Obviously, also cool, is a very subjective factor. What I find cool you may consider crap. Fair enough.
One good tip for cool is if the product hunted was a popular, several times over-funded, crowdfunding campaign.
A lamp with attitude backed by more than 6,000 people [with real money] and overfunded more than 4,000% stands a good chance to be cool.
An innovative take on the keyring overfunded 1,000% and backed with real money by more than 7,000 people? Why has nobody hunted it yet?
Now... that computer case you find so cool, or that air conditioning? Unless you can tell tech gadget
nerds geeks who look at products every day, what makes those items so cool, aside from their internal cooling systems... nah, they’re not going to be approved.
There’s nothing cool about a plasma lighter either.
Wait?! Did you say yours is a mini, portable A/C system I can throw in my day pack and cool my little office with? Environmentally friendly and smart too? You got it! The hunt is on!!!
Weekly Guardian Report
This post is at the same time my first weekly report as a Steemhunt Guardian. These weekly reports will always focus on Steemhunt specific content and often also relate to work done in that time.
In my first week as a Guardian, I helped investigate a community which gamed our daily rankings. The investigation resulted in more than 30 hunters blacklisted and that same day 5 Top 10 hunts were de-listed and not rewarded either because of malicious voting behavior. The next day the top hunt was a member of the blacklisted group too. This investigation resulted in around $TU being redistributed to other hunters.
Every day Steemhunt upvotes 100 randomly picked [by the upvote bot] comments in the Pro/Con format.
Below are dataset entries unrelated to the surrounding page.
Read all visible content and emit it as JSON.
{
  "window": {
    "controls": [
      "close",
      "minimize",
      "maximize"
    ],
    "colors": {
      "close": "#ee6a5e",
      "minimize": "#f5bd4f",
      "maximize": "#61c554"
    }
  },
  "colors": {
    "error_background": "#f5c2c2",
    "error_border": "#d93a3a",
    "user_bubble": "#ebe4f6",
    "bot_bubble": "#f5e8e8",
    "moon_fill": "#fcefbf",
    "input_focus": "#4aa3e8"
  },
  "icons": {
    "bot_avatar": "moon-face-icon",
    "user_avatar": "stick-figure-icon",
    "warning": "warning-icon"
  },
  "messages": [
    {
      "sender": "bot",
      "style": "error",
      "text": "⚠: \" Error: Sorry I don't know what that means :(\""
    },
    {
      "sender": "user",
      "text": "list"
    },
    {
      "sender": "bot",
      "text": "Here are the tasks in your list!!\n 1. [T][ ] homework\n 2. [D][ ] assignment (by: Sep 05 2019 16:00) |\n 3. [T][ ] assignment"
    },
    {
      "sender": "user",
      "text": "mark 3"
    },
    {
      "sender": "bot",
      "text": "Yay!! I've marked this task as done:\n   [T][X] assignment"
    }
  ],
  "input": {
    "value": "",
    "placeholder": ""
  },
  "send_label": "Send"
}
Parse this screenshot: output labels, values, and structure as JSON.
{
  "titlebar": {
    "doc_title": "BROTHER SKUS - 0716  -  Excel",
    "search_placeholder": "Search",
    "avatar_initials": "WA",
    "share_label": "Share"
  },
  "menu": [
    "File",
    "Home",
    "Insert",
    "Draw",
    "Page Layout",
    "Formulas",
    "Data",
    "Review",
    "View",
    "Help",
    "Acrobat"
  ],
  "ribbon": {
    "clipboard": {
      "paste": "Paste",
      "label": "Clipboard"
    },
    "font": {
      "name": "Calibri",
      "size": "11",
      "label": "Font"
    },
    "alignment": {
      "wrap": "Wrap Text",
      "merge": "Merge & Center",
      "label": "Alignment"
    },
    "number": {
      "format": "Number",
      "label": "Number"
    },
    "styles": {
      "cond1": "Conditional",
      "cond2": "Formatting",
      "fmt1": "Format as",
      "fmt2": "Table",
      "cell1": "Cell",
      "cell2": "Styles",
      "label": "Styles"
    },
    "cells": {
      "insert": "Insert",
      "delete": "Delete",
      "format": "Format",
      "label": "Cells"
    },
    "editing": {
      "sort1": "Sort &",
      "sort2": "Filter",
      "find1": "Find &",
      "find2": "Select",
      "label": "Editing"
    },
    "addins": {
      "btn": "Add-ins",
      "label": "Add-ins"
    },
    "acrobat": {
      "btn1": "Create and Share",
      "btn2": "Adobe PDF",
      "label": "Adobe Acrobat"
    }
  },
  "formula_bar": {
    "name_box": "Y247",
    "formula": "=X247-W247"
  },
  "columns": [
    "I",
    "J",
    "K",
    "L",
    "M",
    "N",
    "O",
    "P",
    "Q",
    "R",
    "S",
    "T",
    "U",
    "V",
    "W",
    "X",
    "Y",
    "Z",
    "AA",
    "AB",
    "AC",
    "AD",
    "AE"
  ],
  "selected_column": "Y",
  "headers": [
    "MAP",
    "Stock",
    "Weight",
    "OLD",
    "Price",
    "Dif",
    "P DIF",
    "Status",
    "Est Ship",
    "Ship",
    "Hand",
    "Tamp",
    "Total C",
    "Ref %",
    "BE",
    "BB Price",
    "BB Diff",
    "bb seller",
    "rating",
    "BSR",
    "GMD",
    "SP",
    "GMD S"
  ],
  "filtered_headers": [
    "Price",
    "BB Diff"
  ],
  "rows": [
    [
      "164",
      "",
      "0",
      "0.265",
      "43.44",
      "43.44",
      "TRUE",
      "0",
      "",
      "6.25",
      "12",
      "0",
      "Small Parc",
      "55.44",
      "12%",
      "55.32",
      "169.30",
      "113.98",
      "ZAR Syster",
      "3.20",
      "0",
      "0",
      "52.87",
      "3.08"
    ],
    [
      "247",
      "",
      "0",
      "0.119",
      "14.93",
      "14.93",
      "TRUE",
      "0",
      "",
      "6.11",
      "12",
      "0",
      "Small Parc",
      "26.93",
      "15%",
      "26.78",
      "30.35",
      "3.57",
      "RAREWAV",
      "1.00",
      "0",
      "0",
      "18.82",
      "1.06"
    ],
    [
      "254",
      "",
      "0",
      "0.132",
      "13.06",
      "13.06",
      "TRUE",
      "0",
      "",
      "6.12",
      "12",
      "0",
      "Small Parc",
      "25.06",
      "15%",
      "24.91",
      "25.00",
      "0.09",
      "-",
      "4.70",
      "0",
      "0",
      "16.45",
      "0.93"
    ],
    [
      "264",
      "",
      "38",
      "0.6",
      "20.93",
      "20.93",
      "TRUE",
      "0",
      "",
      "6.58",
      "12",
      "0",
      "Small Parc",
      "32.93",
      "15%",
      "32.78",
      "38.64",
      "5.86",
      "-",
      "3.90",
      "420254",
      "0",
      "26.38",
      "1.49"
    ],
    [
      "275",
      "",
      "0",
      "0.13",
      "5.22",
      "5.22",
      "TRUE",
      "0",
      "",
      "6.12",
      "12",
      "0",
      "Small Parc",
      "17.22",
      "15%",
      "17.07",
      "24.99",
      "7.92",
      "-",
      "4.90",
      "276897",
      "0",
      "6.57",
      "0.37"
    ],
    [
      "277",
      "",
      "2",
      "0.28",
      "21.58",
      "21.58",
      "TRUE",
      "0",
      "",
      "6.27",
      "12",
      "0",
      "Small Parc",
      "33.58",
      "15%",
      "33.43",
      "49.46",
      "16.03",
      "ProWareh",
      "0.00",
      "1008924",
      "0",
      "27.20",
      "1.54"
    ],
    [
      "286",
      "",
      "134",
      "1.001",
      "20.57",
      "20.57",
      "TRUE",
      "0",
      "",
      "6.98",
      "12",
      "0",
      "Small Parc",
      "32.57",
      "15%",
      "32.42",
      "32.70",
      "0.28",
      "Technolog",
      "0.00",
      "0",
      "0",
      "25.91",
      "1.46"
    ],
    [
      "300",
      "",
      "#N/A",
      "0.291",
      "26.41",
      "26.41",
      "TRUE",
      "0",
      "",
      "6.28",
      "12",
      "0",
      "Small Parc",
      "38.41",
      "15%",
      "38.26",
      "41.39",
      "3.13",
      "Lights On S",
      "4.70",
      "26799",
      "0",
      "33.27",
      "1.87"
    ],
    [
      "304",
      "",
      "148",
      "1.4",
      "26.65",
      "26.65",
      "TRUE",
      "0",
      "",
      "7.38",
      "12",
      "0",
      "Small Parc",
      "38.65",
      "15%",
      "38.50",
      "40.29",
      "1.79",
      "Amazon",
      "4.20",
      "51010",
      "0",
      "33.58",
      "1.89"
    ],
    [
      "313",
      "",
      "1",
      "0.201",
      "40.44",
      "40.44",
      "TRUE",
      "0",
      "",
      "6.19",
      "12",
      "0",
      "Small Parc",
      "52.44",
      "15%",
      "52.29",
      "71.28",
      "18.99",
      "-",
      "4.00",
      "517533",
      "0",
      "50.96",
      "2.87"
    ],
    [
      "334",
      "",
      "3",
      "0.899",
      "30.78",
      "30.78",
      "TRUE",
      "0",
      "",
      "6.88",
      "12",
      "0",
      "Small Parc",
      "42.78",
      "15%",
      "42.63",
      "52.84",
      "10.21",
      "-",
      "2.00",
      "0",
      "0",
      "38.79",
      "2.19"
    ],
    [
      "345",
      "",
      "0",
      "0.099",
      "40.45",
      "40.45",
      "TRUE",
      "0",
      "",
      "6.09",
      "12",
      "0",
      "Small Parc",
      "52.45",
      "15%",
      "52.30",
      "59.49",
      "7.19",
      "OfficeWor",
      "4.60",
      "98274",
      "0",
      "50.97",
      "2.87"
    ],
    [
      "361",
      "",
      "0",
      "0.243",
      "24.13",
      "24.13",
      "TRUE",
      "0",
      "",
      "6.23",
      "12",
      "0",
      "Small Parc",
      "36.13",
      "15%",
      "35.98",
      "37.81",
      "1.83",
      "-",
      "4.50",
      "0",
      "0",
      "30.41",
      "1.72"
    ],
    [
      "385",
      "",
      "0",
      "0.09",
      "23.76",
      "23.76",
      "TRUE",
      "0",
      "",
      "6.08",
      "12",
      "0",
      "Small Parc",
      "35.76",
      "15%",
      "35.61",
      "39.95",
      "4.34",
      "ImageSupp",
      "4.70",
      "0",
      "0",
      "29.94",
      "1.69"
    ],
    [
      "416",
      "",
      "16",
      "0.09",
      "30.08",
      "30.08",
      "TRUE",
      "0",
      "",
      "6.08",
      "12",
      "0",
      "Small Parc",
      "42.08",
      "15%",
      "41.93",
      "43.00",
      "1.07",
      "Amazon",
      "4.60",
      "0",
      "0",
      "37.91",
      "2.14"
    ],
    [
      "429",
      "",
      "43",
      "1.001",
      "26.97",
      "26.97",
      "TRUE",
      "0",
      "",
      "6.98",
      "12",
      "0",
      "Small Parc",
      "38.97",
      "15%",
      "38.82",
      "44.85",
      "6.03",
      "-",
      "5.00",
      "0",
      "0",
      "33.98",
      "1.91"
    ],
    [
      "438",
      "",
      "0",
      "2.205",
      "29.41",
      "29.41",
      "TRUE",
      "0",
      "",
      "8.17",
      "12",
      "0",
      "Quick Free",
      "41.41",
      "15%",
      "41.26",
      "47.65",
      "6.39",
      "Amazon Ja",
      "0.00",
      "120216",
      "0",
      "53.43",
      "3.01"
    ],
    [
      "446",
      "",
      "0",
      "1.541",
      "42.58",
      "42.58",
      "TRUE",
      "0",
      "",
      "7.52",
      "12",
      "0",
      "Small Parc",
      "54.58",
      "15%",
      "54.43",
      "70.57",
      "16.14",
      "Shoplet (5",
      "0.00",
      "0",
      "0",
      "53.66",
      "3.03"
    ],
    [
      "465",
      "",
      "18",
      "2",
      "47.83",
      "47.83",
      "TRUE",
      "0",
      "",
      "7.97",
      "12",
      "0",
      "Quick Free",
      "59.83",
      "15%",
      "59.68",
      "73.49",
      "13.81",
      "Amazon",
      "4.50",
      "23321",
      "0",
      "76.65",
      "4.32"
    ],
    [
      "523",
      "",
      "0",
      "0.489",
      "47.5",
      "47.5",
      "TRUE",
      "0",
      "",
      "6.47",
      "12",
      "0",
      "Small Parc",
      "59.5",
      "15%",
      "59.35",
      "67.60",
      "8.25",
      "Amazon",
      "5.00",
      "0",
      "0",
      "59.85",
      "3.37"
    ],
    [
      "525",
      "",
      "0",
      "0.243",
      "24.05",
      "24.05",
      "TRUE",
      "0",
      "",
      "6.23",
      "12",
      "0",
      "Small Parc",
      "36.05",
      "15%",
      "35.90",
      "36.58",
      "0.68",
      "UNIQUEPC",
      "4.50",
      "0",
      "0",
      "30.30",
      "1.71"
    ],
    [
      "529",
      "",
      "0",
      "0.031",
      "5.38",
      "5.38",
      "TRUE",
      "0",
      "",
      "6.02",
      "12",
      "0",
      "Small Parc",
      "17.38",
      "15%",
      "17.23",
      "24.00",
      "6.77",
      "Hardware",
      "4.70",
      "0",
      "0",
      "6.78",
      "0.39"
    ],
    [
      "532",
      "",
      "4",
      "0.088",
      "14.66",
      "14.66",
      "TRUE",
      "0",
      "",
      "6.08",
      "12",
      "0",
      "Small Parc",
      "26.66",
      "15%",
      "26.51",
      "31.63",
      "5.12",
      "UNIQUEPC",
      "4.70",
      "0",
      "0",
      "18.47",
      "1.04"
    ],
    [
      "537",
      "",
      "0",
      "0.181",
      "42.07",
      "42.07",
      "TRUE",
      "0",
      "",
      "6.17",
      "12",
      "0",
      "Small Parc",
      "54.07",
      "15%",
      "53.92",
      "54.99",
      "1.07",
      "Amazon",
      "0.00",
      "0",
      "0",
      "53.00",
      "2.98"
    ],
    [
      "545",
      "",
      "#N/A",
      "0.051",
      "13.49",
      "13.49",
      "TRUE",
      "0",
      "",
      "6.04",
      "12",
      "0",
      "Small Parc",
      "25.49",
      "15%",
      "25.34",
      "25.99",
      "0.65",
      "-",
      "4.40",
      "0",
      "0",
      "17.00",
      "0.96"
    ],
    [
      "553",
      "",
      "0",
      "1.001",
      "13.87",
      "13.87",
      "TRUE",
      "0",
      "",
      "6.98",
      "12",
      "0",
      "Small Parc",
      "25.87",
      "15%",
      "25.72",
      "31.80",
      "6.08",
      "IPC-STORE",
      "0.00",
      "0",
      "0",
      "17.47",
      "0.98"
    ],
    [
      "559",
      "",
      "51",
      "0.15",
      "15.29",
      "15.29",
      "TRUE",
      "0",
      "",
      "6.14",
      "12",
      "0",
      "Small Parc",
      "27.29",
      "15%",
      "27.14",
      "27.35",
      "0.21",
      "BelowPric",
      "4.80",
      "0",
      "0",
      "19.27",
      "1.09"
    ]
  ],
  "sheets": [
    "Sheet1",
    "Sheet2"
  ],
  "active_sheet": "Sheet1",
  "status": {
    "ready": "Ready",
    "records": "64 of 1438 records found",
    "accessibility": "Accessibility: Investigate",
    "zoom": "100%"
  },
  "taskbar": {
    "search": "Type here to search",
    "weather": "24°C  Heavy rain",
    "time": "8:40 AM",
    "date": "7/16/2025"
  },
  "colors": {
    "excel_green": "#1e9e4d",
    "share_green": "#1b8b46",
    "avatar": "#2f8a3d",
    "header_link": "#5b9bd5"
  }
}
As anyone who knows Steem can imagine... the Milkers did try to milk it hard. Tens of comment review abusers have been blacklisted from receiving upvotes too.
Lastly, as a Guardian I spent every day 4-6 hours in our Discord community, many of which answering questions. And sometimes, also just trolling @chuuuckie. ;)